BEGIN Data provided

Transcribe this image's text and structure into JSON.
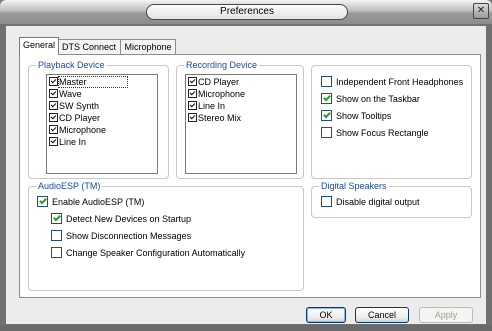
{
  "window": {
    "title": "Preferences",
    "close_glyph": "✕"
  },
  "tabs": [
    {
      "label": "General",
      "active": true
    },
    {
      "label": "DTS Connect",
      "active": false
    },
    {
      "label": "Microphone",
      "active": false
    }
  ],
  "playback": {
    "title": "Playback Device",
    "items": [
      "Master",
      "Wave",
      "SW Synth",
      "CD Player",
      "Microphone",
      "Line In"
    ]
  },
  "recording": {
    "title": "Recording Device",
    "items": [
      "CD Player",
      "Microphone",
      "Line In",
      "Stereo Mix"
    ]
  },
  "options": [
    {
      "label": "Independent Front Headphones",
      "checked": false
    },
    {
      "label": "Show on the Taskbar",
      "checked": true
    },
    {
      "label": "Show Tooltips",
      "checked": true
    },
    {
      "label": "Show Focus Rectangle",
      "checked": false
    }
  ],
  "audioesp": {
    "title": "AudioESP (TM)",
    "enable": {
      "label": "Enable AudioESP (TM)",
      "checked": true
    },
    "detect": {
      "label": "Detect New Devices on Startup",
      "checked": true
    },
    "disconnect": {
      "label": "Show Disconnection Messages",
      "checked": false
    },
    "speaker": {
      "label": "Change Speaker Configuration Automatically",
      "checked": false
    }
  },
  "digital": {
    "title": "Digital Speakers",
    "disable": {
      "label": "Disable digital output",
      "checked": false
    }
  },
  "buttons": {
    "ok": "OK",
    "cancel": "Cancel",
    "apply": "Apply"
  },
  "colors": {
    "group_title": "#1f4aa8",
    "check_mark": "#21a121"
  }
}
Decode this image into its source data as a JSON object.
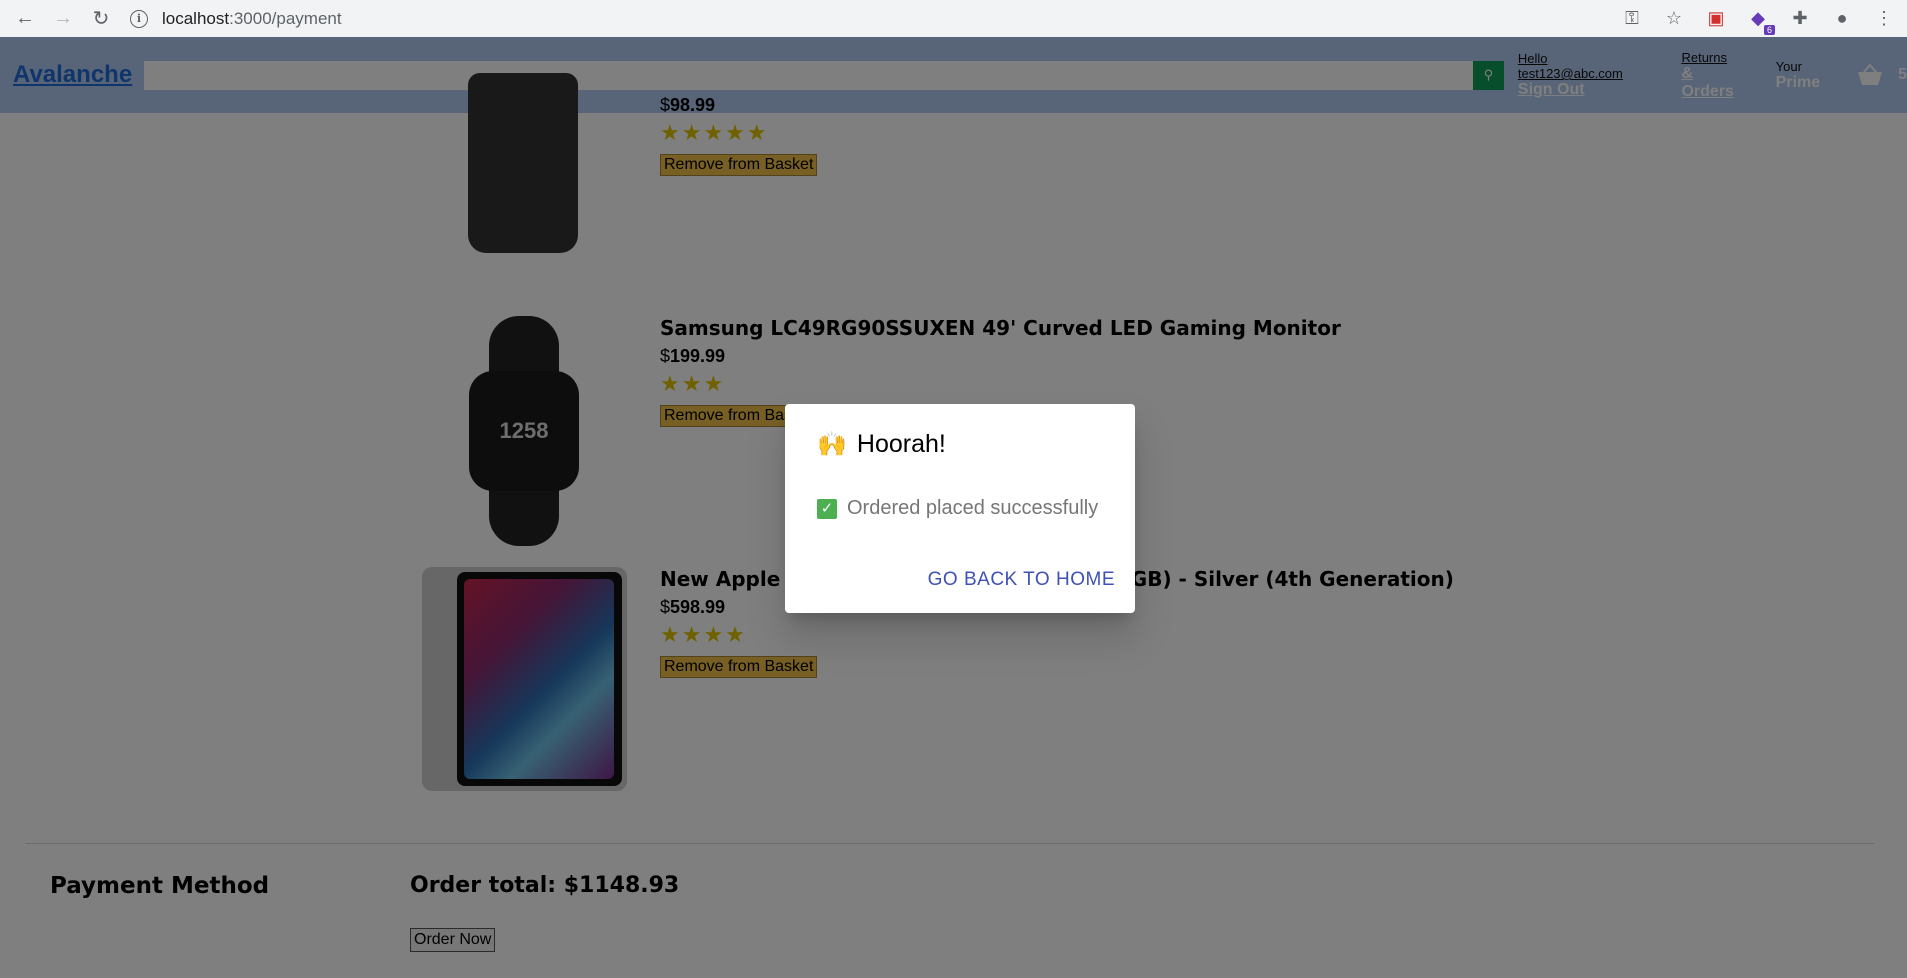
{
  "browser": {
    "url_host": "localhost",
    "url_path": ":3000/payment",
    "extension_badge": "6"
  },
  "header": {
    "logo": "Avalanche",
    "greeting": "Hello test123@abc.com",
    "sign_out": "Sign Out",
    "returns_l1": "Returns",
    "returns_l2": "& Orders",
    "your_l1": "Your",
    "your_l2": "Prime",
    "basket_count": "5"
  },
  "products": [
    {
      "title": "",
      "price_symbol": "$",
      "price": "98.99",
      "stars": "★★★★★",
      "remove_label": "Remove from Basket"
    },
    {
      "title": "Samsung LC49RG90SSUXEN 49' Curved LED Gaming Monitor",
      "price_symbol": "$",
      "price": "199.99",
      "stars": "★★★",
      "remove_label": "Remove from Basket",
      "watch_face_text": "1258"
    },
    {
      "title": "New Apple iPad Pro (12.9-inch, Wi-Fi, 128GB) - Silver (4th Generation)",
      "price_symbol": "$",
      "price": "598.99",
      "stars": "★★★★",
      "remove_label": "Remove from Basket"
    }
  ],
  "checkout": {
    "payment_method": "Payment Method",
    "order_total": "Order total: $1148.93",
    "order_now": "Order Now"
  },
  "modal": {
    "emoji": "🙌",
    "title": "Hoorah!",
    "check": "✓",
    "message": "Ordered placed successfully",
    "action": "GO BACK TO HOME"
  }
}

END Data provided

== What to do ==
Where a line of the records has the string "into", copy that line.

== Reply to the exercise ==
Transcribe this image's text and structure into JSON.
Decode this image into its source data as a JSON object.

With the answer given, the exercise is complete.